[WORK ORDER]: Report how many lines in the listing below include the word "this". Write nothing besides the number.

[ENTRIES SHOWN]:

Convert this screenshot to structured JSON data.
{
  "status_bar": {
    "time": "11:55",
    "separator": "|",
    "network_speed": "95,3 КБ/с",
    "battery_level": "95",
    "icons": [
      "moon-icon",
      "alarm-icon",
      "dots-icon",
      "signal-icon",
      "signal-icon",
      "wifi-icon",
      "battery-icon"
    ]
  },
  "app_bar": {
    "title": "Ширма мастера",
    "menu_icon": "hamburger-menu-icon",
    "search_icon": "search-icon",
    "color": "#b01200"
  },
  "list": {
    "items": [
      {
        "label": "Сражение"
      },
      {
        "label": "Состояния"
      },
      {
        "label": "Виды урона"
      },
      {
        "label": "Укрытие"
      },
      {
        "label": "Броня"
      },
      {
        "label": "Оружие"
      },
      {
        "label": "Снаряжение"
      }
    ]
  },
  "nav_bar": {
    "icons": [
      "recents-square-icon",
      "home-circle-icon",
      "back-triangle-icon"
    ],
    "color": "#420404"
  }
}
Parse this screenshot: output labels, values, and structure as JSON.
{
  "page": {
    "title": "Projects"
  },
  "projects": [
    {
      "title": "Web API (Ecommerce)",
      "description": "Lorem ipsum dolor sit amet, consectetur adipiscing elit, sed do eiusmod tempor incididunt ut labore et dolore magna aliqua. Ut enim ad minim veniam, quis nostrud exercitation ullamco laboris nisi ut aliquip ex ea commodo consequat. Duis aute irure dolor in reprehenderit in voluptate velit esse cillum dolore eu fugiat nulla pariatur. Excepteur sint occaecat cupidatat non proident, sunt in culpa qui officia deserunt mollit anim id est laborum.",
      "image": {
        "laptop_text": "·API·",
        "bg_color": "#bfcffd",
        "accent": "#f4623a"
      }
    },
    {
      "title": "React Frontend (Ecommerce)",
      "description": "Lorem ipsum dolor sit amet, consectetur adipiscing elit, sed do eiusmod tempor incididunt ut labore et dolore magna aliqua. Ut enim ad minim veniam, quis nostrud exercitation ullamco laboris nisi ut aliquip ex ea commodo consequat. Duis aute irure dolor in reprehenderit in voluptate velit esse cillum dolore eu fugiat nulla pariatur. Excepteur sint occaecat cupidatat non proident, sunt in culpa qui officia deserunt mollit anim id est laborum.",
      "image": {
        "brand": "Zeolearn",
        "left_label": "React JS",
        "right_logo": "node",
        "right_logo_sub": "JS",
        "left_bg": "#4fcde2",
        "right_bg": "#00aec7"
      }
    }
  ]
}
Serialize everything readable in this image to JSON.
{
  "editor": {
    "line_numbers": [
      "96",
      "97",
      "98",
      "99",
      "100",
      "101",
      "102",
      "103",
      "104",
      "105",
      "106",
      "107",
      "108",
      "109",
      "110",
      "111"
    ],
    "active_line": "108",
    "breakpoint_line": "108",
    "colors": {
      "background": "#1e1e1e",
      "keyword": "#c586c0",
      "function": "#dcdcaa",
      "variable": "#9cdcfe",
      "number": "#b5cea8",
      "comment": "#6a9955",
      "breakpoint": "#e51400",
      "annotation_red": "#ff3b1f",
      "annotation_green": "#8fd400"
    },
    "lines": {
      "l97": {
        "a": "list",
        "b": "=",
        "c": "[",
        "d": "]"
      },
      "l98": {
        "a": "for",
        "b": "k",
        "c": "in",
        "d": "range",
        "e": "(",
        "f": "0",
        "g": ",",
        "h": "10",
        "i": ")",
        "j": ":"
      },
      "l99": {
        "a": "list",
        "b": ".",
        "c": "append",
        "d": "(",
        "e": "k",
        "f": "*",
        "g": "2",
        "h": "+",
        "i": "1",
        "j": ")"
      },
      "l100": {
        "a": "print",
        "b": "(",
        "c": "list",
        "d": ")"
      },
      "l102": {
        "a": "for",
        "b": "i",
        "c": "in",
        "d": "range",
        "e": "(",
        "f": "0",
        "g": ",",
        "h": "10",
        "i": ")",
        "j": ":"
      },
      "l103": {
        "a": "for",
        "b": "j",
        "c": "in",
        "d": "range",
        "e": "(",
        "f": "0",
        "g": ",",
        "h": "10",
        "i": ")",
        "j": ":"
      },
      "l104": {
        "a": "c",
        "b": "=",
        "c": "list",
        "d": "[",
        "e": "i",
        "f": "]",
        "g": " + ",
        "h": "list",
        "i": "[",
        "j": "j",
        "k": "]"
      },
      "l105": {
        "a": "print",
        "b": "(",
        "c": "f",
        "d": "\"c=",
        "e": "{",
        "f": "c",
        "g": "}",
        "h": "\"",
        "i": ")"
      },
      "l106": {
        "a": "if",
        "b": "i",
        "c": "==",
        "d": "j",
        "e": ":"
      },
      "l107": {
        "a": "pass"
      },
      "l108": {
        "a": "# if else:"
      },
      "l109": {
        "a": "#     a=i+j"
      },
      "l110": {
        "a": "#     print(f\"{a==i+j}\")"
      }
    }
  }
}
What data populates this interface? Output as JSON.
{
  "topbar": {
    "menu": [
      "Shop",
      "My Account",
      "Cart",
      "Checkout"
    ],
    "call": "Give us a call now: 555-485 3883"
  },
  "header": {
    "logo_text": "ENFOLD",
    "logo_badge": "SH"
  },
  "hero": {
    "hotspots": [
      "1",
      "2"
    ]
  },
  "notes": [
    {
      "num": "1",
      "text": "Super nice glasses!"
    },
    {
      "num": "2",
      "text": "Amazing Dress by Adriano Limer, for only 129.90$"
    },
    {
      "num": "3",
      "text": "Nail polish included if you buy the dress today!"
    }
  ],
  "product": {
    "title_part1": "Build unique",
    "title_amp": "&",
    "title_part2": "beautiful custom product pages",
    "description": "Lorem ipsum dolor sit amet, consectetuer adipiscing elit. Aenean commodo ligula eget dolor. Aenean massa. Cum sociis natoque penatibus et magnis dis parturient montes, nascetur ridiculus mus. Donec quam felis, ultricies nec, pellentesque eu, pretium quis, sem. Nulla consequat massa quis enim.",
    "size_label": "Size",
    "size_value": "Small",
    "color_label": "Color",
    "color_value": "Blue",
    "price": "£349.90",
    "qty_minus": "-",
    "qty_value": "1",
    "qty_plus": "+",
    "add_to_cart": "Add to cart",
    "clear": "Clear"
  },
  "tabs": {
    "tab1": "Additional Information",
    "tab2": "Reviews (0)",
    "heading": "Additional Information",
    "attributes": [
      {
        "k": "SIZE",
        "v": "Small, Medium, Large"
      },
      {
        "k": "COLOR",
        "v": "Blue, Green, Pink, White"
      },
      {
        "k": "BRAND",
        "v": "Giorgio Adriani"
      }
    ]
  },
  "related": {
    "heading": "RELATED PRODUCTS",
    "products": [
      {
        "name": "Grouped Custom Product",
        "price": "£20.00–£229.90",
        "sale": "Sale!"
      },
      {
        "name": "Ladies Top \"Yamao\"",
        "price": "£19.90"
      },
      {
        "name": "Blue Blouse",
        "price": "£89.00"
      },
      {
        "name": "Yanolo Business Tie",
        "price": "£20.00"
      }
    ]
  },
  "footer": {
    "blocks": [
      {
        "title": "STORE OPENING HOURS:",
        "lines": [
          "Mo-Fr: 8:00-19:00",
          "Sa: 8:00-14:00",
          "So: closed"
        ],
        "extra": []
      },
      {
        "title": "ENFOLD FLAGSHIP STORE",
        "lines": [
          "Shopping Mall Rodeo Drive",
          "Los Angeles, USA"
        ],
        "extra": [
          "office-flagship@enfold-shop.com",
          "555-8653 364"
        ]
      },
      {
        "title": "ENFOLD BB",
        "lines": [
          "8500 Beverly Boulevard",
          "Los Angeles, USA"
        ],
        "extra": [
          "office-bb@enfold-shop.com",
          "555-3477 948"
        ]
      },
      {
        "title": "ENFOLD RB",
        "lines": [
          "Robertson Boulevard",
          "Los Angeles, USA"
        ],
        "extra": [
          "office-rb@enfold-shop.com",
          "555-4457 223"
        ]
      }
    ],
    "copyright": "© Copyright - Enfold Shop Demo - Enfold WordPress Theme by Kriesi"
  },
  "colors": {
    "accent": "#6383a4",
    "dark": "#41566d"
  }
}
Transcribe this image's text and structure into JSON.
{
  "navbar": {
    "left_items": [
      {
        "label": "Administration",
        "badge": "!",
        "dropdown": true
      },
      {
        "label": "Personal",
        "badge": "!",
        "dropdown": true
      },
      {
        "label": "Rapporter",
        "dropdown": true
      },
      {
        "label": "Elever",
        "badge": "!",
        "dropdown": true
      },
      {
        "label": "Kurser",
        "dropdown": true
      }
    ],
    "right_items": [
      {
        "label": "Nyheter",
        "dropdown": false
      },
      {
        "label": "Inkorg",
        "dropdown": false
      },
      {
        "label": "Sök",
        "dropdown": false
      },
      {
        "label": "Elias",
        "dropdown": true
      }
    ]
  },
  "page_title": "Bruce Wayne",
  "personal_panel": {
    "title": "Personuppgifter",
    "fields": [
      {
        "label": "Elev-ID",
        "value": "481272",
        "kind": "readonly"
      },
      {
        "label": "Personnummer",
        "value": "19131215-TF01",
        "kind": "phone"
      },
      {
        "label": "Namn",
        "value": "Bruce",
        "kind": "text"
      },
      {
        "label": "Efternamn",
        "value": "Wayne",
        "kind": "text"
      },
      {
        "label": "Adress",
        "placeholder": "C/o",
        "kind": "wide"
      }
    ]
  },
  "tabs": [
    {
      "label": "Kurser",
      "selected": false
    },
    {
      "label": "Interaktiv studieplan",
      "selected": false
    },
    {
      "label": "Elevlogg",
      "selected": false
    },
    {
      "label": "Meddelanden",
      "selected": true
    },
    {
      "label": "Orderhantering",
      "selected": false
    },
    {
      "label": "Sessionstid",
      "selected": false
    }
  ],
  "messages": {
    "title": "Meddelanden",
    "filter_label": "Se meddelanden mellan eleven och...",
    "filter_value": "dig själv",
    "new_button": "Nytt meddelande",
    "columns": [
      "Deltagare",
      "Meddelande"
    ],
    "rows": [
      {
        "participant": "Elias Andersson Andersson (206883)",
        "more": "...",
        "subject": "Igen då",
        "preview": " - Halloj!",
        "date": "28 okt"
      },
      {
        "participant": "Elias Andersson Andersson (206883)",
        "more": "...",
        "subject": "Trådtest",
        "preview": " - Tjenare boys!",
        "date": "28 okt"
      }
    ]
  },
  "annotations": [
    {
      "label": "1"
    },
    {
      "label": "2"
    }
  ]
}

[RESPONSE AREA]: 5